Those who hold these opinions, while they deny that civil and ecclesiastical government are of divine authority, are yet passively submissive to the authority of the former, though they abstain from exercising the political rights of citizenship. There were not wanting those, among the opponents of abolition, to charge the anti-slavery body at large with maintaining these views, and in consequence serious embarrassments were thrown in the way of a successful prosecution of the cause. The executive committee of the Society at New York were placed in a difficult position, but as far as I am able to judge, they endeavoured to hold on the steady tenor of their way, without, on the one hand, coutenancing the introduction of extraneous matters upon the anti-slavery platform; or, on the other hand, yielding to the clamour of the pro-slavery party, whether in church or state.
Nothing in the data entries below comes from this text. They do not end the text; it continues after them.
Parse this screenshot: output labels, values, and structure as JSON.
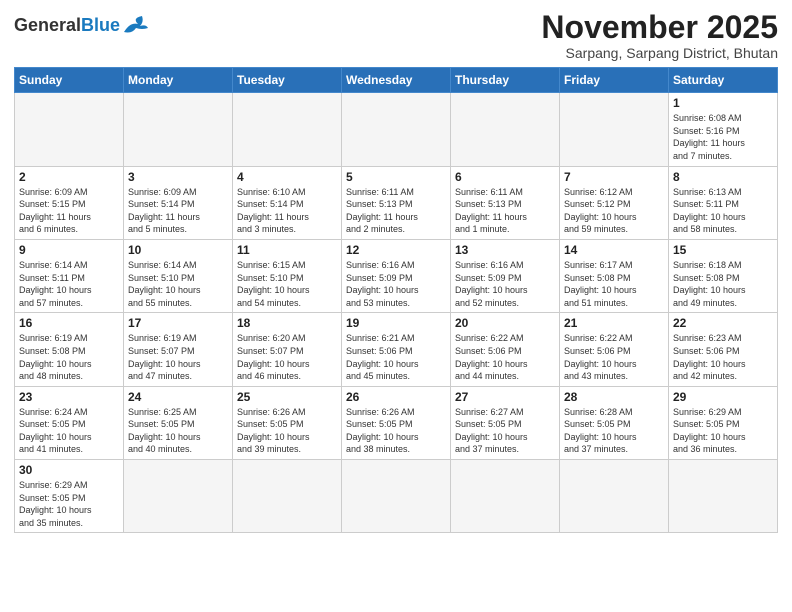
{
  "header": {
    "logo_general": "General",
    "logo_blue": "Blue",
    "month_title": "November 2025",
    "subtitle": "Sarpang, Sarpang District, Bhutan"
  },
  "weekdays": [
    "Sunday",
    "Monday",
    "Tuesday",
    "Wednesday",
    "Thursday",
    "Friday",
    "Saturday"
  ],
  "weeks": [
    [
      {
        "day": "",
        "info": ""
      },
      {
        "day": "",
        "info": ""
      },
      {
        "day": "",
        "info": ""
      },
      {
        "day": "",
        "info": ""
      },
      {
        "day": "",
        "info": ""
      },
      {
        "day": "",
        "info": ""
      },
      {
        "day": "1",
        "info": "Sunrise: 6:08 AM\nSunset: 5:16 PM\nDaylight: 11 hours\nand 7 minutes."
      }
    ],
    [
      {
        "day": "2",
        "info": "Sunrise: 6:09 AM\nSunset: 5:15 PM\nDaylight: 11 hours\nand 6 minutes."
      },
      {
        "day": "3",
        "info": "Sunrise: 6:09 AM\nSunset: 5:14 PM\nDaylight: 11 hours\nand 5 minutes."
      },
      {
        "day": "4",
        "info": "Sunrise: 6:10 AM\nSunset: 5:14 PM\nDaylight: 11 hours\nand 3 minutes."
      },
      {
        "day": "5",
        "info": "Sunrise: 6:11 AM\nSunset: 5:13 PM\nDaylight: 11 hours\nand 2 minutes."
      },
      {
        "day": "6",
        "info": "Sunrise: 6:11 AM\nSunset: 5:13 PM\nDaylight: 11 hours\nand 1 minute."
      },
      {
        "day": "7",
        "info": "Sunrise: 6:12 AM\nSunset: 5:12 PM\nDaylight: 10 hours\nand 59 minutes."
      },
      {
        "day": "8",
        "info": "Sunrise: 6:13 AM\nSunset: 5:11 PM\nDaylight: 10 hours\nand 58 minutes."
      }
    ],
    [
      {
        "day": "9",
        "info": "Sunrise: 6:14 AM\nSunset: 5:11 PM\nDaylight: 10 hours\nand 57 minutes."
      },
      {
        "day": "10",
        "info": "Sunrise: 6:14 AM\nSunset: 5:10 PM\nDaylight: 10 hours\nand 55 minutes."
      },
      {
        "day": "11",
        "info": "Sunrise: 6:15 AM\nSunset: 5:10 PM\nDaylight: 10 hours\nand 54 minutes."
      },
      {
        "day": "12",
        "info": "Sunrise: 6:16 AM\nSunset: 5:09 PM\nDaylight: 10 hours\nand 53 minutes."
      },
      {
        "day": "13",
        "info": "Sunrise: 6:16 AM\nSunset: 5:09 PM\nDaylight: 10 hours\nand 52 minutes."
      },
      {
        "day": "14",
        "info": "Sunrise: 6:17 AM\nSunset: 5:08 PM\nDaylight: 10 hours\nand 51 minutes."
      },
      {
        "day": "15",
        "info": "Sunrise: 6:18 AM\nSunset: 5:08 PM\nDaylight: 10 hours\nand 49 minutes."
      }
    ],
    [
      {
        "day": "16",
        "info": "Sunrise: 6:19 AM\nSunset: 5:08 PM\nDaylight: 10 hours\nand 48 minutes."
      },
      {
        "day": "17",
        "info": "Sunrise: 6:19 AM\nSunset: 5:07 PM\nDaylight: 10 hours\nand 47 minutes."
      },
      {
        "day": "18",
        "info": "Sunrise: 6:20 AM\nSunset: 5:07 PM\nDaylight: 10 hours\nand 46 minutes."
      },
      {
        "day": "19",
        "info": "Sunrise: 6:21 AM\nSunset: 5:06 PM\nDaylight: 10 hours\nand 45 minutes."
      },
      {
        "day": "20",
        "info": "Sunrise: 6:22 AM\nSunset: 5:06 PM\nDaylight: 10 hours\nand 44 minutes."
      },
      {
        "day": "21",
        "info": "Sunrise: 6:22 AM\nSunset: 5:06 PM\nDaylight: 10 hours\nand 43 minutes."
      },
      {
        "day": "22",
        "info": "Sunrise: 6:23 AM\nSunset: 5:06 PM\nDaylight: 10 hours\nand 42 minutes."
      }
    ],
    [
      {
        "day": "23",
        "info": "Sunrise: 6:24 AM\nSunset: 5:05 PM\nDaylight: 10 hours\nand 41 minutes."
      },
      {
        "day": "24",
        "info": "Sunrise: 6:25 AM\nSunset: 5:05 PM\nDaylight: 10 hours\nand 40 minutes."
      },
      {
        "day": "25",
        "info": "Sunrise: 6:26 AM\nSunset: 5:05 PM\nDaylight: 10 hours\nand 39 minutes."
      },
      {
        "day": "26",
        "info": "Sunrise: 6:26 AM\nSunset: 5:05 PM\nDaylight: 10 hours\nand 38 minutes."
      },
      {
        "day": "27",
        "info": "Sunrise: 6:27 AM\nSunset: 5:05 PM\nDaylight: 10 hours\nand 37 minutes."
      },
      {
        "day": "28",
        "info": "Sunrise: 6:28 AM\nSunset: 5:05 PM\nDaylight: 10 hours\nand 37 minutes."
      },
      {
        "day": "29",
        "info": "Sunrise: 6:29 AM\nSunset: 5:05 PM\nDaylight: 10 hours\nand 36 minutes."
      }
    ],
    [
      {
        "day": "30",
        "info": "Sunrise: 6:29 AM\nSunset: 5:05 PM\nDaylight: 10 hours\nand 35 minutes."
      },
      {
        "day": "",
        "info": ""
      },
      {
        "day": "",
        "info": ""
      },
      {
        "day": "",
        "info": ""
      },
      {
        "day": "",
        "info": ""
      },
      {
        "day": "",
        "info": ""
      },
      {
        "day": "",
        "info": ""
      }
    ]
  ]
}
It is an interesting fact that on the subject last noticed, their labours should have been comparatively fruitless, and for a long interval almost forgotten, while their views on slavery rapidly spread, and produced extensive and permanent results. " May we not infer from this, that even those labours, rightly undertaken, which do not immediately prosper, are yet owned and accepted in the Divine sight ? To return from this digression to our attendance of the Yearly Meeting in Philadelphia: one interesting part of the business, was the annual report on education; from which it appeared, that the whole number of children, of an age for education, within the compass of this Yearly Meeting, was eighteen hundred and fourteen, and of these ninety-eight were temporarily absent, though most of them had been receiving instruction during part of the year.
It was proposed that they should pray, and then proceed at once to the ballot. The ministers called WILMINGTON, 37 upon were R. PULLER and ELON GALUSHA, who were considered to represent the opposite sides of the discussion. The former individual is a large slave-holder, an influential leader in his denomination, and had canvassed and condemned ELON GALUSHA'S views and conduct in the public newspapers. I must avow, this whole proceeding was little calculated to remove my objection to the practice of calling upon any individual to offer supplication in a public assembly.